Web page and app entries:
= Beginning of Section =
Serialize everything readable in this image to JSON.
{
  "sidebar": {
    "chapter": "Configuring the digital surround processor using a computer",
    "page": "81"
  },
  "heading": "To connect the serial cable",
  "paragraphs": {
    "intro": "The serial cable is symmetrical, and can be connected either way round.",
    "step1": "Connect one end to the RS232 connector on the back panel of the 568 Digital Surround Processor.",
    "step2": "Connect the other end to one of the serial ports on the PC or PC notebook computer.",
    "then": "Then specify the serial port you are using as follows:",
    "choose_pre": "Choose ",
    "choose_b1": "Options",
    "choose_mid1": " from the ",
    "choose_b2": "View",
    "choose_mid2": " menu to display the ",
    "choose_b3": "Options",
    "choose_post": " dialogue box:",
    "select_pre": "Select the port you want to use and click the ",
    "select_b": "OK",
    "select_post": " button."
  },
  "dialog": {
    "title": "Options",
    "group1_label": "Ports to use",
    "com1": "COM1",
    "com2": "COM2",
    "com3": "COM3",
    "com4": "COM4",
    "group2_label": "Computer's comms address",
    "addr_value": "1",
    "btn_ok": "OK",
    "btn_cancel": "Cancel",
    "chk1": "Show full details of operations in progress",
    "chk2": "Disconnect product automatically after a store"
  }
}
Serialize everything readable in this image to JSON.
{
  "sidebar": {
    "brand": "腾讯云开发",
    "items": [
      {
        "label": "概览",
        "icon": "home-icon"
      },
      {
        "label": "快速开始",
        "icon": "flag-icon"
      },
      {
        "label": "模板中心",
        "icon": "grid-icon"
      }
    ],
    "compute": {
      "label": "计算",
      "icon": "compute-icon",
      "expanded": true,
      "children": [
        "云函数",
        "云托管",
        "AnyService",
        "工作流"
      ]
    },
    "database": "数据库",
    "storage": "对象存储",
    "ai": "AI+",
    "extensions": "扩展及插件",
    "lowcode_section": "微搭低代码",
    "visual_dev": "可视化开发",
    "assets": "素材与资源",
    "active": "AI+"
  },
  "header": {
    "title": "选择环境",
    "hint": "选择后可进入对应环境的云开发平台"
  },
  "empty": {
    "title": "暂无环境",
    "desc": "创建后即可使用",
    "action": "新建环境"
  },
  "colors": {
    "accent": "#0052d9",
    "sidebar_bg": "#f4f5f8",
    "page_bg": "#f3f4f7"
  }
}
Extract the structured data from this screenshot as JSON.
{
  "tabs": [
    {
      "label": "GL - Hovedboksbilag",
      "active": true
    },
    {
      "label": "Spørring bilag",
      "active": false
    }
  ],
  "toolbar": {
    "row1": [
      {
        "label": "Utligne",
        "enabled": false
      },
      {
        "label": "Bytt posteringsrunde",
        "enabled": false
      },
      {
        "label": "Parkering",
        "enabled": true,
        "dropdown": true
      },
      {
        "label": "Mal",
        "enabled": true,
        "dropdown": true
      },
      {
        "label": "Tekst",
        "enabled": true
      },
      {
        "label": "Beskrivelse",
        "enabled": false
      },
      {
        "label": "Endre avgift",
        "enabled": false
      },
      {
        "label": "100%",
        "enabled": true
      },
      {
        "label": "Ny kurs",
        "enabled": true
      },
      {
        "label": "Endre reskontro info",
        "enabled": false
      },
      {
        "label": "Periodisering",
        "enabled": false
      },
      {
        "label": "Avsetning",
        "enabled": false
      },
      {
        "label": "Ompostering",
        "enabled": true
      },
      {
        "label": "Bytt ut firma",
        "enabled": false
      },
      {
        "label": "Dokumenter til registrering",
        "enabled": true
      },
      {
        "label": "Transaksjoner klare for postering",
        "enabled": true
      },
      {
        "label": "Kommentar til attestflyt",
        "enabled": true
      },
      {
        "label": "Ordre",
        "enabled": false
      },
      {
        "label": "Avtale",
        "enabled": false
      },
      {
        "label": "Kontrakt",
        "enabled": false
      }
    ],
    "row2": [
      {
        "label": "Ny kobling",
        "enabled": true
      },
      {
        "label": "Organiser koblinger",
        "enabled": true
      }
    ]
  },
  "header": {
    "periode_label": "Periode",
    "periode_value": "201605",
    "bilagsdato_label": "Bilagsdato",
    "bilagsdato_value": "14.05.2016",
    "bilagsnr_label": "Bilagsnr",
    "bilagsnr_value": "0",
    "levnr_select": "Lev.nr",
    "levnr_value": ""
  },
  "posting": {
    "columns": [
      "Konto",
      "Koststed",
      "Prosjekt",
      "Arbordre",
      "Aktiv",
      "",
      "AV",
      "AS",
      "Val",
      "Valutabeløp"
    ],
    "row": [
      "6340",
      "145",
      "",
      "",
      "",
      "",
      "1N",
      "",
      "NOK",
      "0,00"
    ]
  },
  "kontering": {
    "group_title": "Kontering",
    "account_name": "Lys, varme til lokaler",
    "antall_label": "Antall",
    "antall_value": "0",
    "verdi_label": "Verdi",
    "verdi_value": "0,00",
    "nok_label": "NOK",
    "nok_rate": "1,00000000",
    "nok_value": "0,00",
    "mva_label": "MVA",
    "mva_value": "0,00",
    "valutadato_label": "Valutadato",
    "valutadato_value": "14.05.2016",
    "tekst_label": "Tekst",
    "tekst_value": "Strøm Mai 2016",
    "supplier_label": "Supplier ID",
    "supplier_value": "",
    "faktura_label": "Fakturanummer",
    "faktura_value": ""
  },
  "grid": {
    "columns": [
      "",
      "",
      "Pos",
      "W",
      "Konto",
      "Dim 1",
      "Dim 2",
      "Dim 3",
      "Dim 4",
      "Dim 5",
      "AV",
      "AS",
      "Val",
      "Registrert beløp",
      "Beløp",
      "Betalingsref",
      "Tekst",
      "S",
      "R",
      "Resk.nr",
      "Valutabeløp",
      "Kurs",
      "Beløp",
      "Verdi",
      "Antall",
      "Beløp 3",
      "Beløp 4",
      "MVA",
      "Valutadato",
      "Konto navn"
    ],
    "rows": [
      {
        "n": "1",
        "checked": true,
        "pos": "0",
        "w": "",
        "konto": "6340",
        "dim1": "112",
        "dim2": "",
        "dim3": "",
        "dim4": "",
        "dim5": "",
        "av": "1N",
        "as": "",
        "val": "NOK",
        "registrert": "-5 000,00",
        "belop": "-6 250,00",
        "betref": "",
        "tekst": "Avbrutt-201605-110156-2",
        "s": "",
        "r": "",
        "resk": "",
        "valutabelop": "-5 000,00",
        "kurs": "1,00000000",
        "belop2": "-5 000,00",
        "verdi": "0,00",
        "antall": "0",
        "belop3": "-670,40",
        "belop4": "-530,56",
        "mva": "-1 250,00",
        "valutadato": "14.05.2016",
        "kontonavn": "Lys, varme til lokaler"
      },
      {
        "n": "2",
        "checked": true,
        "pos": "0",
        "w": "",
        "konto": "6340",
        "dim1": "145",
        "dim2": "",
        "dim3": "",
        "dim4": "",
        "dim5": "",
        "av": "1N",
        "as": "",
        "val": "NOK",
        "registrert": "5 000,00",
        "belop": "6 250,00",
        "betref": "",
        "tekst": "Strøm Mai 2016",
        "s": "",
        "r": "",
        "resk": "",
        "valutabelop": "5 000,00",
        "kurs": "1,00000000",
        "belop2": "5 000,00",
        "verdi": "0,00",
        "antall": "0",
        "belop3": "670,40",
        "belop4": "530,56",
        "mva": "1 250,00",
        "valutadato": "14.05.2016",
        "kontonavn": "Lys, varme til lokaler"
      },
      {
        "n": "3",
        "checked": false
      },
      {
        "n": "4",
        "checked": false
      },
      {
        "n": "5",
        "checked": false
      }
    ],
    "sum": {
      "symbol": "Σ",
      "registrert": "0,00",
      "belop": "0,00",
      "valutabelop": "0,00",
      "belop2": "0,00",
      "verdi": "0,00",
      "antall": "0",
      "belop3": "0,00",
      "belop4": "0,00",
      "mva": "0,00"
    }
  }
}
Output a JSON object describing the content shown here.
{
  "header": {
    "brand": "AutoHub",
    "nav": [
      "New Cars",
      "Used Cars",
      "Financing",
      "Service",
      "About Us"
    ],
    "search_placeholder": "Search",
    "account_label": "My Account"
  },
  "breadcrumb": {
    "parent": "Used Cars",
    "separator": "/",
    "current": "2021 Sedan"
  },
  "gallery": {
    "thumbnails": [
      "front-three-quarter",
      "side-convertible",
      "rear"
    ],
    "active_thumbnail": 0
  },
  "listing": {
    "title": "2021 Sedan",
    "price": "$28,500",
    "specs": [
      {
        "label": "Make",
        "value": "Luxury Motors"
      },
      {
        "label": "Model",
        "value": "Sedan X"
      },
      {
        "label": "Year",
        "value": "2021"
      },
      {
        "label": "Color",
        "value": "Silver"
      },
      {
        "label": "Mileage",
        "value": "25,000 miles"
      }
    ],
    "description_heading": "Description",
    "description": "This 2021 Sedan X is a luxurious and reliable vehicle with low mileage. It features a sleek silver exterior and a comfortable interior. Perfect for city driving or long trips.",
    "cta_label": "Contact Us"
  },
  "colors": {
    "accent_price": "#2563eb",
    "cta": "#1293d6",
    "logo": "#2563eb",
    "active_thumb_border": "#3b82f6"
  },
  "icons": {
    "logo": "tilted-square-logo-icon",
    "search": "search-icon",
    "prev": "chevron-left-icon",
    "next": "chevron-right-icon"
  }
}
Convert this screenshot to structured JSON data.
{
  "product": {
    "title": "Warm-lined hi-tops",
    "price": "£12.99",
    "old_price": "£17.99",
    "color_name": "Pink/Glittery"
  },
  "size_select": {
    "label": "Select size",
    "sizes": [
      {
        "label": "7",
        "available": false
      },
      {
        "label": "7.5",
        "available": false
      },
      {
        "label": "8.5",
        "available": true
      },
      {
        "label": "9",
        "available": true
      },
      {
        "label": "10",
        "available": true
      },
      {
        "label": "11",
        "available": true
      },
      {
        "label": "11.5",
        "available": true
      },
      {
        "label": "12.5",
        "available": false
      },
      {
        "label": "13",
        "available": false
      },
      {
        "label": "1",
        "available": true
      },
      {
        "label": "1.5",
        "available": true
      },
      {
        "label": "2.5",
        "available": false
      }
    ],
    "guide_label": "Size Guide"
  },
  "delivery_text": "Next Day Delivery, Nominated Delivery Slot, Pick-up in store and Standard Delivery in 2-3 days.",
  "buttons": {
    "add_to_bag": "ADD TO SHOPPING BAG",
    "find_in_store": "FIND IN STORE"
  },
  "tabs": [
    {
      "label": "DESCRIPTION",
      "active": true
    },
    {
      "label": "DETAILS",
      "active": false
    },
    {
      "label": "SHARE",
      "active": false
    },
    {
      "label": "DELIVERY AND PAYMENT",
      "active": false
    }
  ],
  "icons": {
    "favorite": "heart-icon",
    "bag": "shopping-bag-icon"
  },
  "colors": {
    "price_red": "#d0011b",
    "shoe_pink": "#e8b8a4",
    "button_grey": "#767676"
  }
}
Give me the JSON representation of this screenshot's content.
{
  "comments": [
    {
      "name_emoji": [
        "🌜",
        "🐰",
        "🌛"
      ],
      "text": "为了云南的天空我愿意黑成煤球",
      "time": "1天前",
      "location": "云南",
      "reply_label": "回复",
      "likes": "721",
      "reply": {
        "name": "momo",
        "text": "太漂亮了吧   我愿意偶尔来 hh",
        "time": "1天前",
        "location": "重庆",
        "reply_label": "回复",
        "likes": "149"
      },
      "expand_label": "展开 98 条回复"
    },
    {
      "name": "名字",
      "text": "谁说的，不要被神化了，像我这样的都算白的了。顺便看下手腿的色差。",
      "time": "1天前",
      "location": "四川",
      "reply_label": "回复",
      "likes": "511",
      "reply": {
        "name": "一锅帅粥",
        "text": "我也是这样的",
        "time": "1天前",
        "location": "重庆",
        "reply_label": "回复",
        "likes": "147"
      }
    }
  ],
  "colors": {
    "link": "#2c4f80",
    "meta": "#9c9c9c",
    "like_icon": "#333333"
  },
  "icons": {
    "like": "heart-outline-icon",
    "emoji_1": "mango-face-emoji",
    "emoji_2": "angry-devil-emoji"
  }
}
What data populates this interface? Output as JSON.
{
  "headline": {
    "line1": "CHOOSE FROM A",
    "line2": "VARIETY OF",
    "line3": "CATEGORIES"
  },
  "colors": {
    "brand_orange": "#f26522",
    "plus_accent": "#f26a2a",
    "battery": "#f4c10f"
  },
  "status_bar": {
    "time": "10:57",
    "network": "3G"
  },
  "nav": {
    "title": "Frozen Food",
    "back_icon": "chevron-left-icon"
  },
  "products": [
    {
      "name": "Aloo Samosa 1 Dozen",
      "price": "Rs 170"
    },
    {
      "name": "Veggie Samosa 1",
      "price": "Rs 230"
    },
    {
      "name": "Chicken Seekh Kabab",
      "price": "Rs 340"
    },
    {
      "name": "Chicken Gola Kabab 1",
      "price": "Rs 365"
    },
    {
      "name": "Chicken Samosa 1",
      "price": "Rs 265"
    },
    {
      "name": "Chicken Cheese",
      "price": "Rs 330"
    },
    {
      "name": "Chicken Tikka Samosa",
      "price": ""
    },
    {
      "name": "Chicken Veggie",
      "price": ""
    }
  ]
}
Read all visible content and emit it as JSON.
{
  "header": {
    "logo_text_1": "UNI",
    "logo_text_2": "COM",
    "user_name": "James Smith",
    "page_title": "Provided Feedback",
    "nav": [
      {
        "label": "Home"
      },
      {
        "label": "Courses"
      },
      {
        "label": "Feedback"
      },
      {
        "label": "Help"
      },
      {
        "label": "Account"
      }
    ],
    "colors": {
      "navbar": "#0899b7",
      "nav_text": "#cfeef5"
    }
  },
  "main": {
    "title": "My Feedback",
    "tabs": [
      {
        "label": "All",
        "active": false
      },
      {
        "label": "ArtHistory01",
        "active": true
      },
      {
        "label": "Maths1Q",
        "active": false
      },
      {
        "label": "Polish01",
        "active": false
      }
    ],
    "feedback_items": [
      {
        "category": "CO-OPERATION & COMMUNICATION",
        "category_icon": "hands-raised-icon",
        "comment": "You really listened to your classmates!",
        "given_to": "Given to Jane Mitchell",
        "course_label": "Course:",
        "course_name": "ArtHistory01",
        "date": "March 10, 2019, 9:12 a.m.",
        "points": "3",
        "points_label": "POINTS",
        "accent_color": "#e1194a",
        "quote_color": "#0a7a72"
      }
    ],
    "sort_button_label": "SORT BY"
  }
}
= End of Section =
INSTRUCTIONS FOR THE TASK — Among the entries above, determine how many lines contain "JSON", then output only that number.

THE ANSWER — 8